Why Create Beautiful Things?
What in our nature draws us to the beautiful aesthetic?
People travel great distances from their native lands to visit natural wonders, architecture, sculptures and paintings. In fact, it was one of the main reasons why I visited Rome; To see beautiful works of art. While waiting to see the Sistine Chapel I overheard a comment from a fellow patron, “Just think of how many poor people could have been fed with the amount of money they spent on art.” Why would the church spend money on art when there are other, arguably, more noble needs? Could it be that Pope Julius II, of whom commissioned the works by Michelangelo, understood that nourishment of the soul was just as vital as nourishment of the body?
Although, yes, people could have been fed food with that money, what could tell the story better than dramatically beautiful works of art? Was a picture worth a thousand words? Do people need to see something beautiful to be inspired, to understand a story, or to simply feel better? Is that a meaningful enough goal for creating works of art? Is a goal, beyond the desire to create, even needed at all?
In my view, in our higher nature, when humanity is at its' best, when we are our best selves, there is a hunger and a thirst to satisfy the soul with the beautiful aesthetic. Where a community is created by sharing in what is beautiful and the sharing of beautiful things with others is instinctual, primal if you will. In that moment of communal appreciation, a meaningful experience is shared. One deeper than quenching thirst or satisfying hunger. One that feeds the soul. Perhaps the desire to share and appreciate beauty is connected to our spirits by grand design.
People gather at the beach for sunsets, share "ooohs" and "ahhhs" at the sight of fireworks, enjoy the fragrance of flowers together in public gardens, and stand in awe elbow to elbow staring at the ceiling of the Sistine Chapel. This sharing is more than a coincidence. It is human nature. We crave to experience and share what is beautiful and allow it to feed our souls. It is a catalyst to affirm the grandness of life with each other. To look beyond our physical body and peer into our spirit.
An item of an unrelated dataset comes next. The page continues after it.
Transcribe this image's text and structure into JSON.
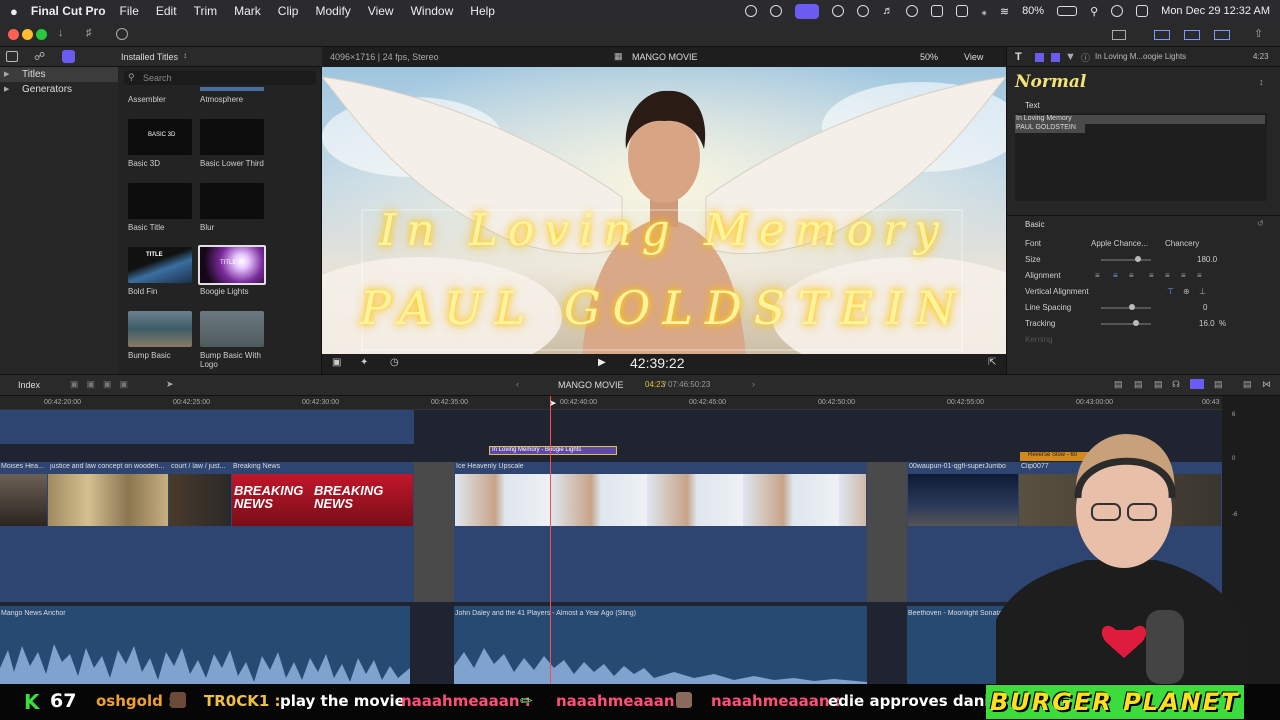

We need beauty to fully experience life, to affirm our awareness and ultimately our existence. “Beauty is in the eye of the beholder” and it is a part of our spiritual DNA. It is who we are, and when we see what is beautiful, it is the singing and dancing of our visual perception of our lives, and the world.
If beauty and art are truly luxuries of life, and not a necessity for our spirit, I leave you with this thought:
“Give me the luxuries of life and I will willingly do without the necessities.”
—Frank Lloyd Wright